There was another inspiration for the character of Carol: Highsmith’s former lover Virginia Kent Catherwood, the elegant and well-heeled socialite from Philadelphia, whose divorce in the 1940s had kept gossip columnists in New York in a state of scandalised delirium with its lesbian intrigue. “Ginnie” and Highsmith were lovers in the mid 1940s and full vent is given in Highsmith’s diary to her powerful desire for her lover and also, at times, the feelings of murderous vengefulness that are expressed in all of Highsmith’s writings. Catherwood had lost custody of her child after a recording made of her in a hotel bedroom with another woman was used in court against her, a detail mined for the plot of The Price of Salt in a way that gave Highsmith pause. In the end the detail stayed, an essential driver to the narrative, making the love affair between Carol and the younger, mute-with-longing Therese (based on Highsmith herself) all the more perilous and poignant.

The cult success of The Price of Salt came a year later when the paperback edition was published as a Bantam 25‑cent edition. A mass-market version with the catchline “The novel of a love society forbids” swiftly followed. It soon chalked up a million copies. “Claire Morgan” received a stream of letters at her publisher from women writing: “Yours is the first book like this with a happy ending!” and: “Thank you for writing such a story. It is a little like my own story.” By the time the writer Marijane Meaker met her in 1960, Highsmith, “a handsome, dark-haired woman in a trenchcoat” was fully identified as Morgan and the novel “stood on every lesbian bookshelf, along with classics like The Well of Loneliness; We, Too, Are Drifting; Diana and Olivia”.

Yet Highsmith remained ambivalent about the novel. In particular she was worried about what her 84-year-old grandmother, Willie-Mae, who had raised her whenever her young mother, Mary, was out of town, would make of it. Highsmith never lied to her mother and stepfather; she assumed they knew she was gay. But that didn’t mean she wanted to discuss it with them, or anybody else. To her girlfriend Meaker, she was outspoken: “The only difference to us and heterosexuals is what we do in bed.” Her courage and openness about her sexuality were real and admirable, not least because it warred with her intensely private nature. But her anxiety was real, too. She was furious when her mother, many years later, told her grandmother about the novel, explaining to an unrepentant Mary that the obvious point of using a pseudonym was to keep something private.
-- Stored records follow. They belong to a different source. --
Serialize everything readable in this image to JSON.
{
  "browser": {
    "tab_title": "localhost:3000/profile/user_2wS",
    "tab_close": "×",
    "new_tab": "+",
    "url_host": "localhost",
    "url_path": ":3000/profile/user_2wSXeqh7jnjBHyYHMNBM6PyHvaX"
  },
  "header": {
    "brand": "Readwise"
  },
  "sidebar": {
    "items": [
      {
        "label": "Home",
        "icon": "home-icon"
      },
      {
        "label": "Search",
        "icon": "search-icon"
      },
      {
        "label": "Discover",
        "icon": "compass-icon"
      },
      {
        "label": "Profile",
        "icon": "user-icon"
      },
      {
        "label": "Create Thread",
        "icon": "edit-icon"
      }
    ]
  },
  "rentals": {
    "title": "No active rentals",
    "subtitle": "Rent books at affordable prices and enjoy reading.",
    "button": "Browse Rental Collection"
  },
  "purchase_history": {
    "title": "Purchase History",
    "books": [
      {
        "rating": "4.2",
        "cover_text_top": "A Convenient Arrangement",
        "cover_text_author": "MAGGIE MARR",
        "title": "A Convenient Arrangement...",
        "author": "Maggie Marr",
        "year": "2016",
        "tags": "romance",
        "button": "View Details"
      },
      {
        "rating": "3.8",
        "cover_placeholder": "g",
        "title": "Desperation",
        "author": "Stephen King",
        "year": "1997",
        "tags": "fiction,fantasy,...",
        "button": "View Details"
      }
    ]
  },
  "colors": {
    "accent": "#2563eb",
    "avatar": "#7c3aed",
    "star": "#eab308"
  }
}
Two biographies (by Andrew Wilson and Joan Schenkar) depict Highsmith as troubled, obsessive and in many ways unsavoury. They chart her alcoholism, her rudeness, her meanness. They reveal how later in life she frequently exploded in virulent anti-semitic and racist rants; the increasing isolation she preferred to live in; her eccentricities – that she kept snails as pets is one of the few things many people know about her. Yet love simmers away, deep in the ugly hearts of the most psychopathic and dangerous of her characters (the obsessive stalking of David Kelsey in This Sweet Sickness, or the confused infatuation that turns to murderous hate in Tom Ripley in The Talented Mr Ripley).

When The Price of Salt was finally published as Carol by Bloomsbury 40 years later, Highsmith proved as difficult an interviewee as she had always been. She saved her honesty for her novels.

• Carol is premiered at Cannes 2015. Jill Dawson’s novel The Crime Writer, about Patricia Highsmith, will be published next year.